“During the summer and fall of 2001, I served as a Taliban infantryman in northern Afghanistan. In mid-November of that year, the Islamic Emirate of Afghanistan was on the verge of collapse. Kabul and several other major cities had been overrun by the Northern Alliance, a warlord cartel described by journalist Robert Fisk as “a symbol of massacre, systematic rape, and pillage” that would form the nucleus of America’s collaborationist regime for the next two decades. Our commanders told us that the Taliban had begun to evacuate their forces from urban centers to protect civilians from dangers posed by 15,000-pound Daisy Cutters, Tomahawk cruise missiles, cluster bombs, and depleted uranium munitions. I saw the toll that some of these weapons took on Afghan civilians with my own eyes.”
Lindh’s Islamic name represented his continuing embrace of the religion that had led him to become an enemy of the United States.
So the final act of this drama comes as no surprise. I’m only surprised it appeared in Rolling Stone.

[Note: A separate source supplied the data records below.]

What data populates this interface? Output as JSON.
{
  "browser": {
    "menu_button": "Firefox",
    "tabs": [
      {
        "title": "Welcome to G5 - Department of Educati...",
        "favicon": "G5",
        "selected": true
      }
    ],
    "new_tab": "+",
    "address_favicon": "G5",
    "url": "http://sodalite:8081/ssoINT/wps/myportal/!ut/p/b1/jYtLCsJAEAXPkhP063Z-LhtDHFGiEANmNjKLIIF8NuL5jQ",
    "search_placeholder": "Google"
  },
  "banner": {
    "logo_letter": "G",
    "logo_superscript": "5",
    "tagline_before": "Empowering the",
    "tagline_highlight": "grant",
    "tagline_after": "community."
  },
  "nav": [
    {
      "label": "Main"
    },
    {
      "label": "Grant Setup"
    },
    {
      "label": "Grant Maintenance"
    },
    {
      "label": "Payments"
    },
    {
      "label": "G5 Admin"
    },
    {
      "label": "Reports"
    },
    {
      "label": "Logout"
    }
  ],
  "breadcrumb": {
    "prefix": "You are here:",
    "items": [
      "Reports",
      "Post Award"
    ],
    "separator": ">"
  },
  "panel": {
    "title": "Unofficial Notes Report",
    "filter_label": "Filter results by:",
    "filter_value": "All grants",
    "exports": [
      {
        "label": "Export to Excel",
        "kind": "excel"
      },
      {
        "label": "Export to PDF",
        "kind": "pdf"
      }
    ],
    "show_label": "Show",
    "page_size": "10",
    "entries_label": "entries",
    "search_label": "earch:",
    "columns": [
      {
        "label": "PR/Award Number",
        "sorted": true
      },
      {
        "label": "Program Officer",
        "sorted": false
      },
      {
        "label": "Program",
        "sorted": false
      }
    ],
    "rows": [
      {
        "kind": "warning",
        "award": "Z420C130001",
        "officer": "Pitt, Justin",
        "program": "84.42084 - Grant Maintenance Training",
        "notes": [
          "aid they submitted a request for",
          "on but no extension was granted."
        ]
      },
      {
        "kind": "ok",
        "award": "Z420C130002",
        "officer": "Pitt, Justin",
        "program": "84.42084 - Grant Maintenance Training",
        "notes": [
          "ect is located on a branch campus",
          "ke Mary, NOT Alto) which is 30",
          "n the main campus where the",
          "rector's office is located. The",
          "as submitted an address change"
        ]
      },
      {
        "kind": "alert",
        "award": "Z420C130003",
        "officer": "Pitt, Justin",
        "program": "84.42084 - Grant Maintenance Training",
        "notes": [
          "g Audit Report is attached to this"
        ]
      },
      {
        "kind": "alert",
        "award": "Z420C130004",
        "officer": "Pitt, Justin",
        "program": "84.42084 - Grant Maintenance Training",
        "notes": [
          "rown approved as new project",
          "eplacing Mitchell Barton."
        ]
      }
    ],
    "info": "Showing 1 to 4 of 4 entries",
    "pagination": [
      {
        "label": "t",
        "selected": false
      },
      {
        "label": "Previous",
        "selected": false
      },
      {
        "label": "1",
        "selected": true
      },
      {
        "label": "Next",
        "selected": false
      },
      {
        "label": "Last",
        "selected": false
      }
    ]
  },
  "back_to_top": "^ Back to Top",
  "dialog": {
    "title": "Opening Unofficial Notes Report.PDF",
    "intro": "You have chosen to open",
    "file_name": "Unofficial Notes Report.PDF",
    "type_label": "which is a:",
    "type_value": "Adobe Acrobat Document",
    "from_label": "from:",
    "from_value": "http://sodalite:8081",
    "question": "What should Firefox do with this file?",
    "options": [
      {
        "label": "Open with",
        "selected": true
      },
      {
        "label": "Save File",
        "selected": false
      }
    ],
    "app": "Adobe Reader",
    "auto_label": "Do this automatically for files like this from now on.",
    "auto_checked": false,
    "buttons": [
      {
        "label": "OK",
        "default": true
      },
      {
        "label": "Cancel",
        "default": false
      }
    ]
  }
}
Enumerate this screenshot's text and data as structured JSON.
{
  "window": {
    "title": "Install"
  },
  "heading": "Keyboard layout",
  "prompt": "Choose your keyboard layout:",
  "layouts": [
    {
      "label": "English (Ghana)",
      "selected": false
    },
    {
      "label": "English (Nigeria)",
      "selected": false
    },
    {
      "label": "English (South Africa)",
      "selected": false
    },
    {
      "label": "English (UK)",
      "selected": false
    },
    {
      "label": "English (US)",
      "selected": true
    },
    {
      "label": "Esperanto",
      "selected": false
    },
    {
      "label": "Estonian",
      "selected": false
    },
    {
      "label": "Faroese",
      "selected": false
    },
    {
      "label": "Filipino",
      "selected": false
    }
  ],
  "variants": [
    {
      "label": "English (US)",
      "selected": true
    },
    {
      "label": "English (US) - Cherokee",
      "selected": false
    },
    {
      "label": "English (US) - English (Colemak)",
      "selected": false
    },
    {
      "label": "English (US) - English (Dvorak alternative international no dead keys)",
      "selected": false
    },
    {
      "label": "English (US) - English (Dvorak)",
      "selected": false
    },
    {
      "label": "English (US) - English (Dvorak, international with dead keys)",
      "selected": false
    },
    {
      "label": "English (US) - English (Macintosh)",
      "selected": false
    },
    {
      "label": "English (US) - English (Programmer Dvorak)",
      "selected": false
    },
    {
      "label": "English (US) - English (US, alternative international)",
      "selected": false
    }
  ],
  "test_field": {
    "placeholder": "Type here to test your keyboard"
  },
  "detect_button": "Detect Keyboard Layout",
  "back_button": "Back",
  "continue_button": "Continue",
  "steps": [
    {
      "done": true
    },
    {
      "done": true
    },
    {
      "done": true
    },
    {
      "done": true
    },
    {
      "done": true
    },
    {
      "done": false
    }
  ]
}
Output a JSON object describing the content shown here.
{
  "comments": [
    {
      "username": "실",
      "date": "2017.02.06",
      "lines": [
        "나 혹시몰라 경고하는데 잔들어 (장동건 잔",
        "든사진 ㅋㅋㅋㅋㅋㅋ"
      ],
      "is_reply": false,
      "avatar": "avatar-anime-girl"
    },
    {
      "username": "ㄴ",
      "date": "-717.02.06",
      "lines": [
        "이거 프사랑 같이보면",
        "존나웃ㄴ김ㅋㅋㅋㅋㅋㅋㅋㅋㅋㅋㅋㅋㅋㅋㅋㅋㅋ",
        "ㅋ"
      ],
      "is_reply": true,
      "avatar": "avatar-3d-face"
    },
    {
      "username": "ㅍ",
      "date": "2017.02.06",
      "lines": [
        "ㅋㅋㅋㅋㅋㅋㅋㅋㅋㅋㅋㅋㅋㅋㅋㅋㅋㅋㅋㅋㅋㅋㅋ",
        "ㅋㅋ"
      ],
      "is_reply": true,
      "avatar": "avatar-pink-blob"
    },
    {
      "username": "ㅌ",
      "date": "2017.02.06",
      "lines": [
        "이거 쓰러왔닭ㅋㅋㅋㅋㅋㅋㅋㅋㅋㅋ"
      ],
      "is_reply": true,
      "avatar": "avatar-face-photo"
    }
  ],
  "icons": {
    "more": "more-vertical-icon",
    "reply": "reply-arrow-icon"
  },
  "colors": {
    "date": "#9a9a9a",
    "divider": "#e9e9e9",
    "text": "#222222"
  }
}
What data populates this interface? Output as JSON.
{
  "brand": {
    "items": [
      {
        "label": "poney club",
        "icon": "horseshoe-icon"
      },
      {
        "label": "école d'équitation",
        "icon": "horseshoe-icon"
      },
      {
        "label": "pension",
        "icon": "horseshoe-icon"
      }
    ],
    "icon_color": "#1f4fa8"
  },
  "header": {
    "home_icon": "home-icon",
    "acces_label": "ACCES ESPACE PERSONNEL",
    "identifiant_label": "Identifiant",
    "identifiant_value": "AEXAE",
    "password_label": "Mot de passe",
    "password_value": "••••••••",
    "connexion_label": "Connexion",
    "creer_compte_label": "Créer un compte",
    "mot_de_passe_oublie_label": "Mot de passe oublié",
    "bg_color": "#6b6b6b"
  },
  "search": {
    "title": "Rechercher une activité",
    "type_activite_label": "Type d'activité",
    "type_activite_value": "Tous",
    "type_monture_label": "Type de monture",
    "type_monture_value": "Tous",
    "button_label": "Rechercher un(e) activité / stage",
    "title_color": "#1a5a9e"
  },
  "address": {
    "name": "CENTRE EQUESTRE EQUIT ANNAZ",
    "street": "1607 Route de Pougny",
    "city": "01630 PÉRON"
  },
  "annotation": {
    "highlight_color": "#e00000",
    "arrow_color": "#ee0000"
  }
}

Far from mellowing into middle age, Lindh “continued to advocate for global jihad and to write and translate violent extremist texts” and “told a television news producer that he would continue to spread violent extremist Islam upon his release,” according to documents from the National Counterterrorism Center obtained by Foreign Policy in 2017. Lindh also expressed support for ISIS.
New court documents suggest that the first prisoner in America’s sprawling “war on terror” may have violated that agreement by meeting with a convicted ISIS supporter in three get-togethers covertly surveilled by the FBI in 2021.
News of Lindh’s meetings surfaced in a dispute over the supervised release of Ali Amin, a convicted ISIS supporter who Lindh allegedly met with over the summer and fall of 2021. Like Lindh, the terms of Amin’s release required him to avoid contact with known extremists. But unlike Lindh, parole officials have moved to send Amin back to jail for the alleged violations…
Amin’s… most serious offense involved recruiting Virginia resident Reza Niknejad to ISIS and helping him join the group in Syria in early 2015. Amin drove Niknejad to Dulles airport for a flight to Turkey where Niknejad crossed over into Syria. Amin also introduced him to an unnamed supporter of the group overseas who helped coordinate his travel into ISIS-held territory in Syria
Getting rid of Lindh so he could go to Iraq or Syria and we could take him out would have been an improvement. Instead, the legal case will drag on some more and the pro-terrorist lobby will come to his defense.
Was the ‘American Taliban’ John Walker Lindh as Bad as We Were Led to Believe? – Daily Beast
Yes, like the rest of his brethren, he was. And, most importantly, he was and is the enemy.
Until we finally internalize that, the Jihad will go on.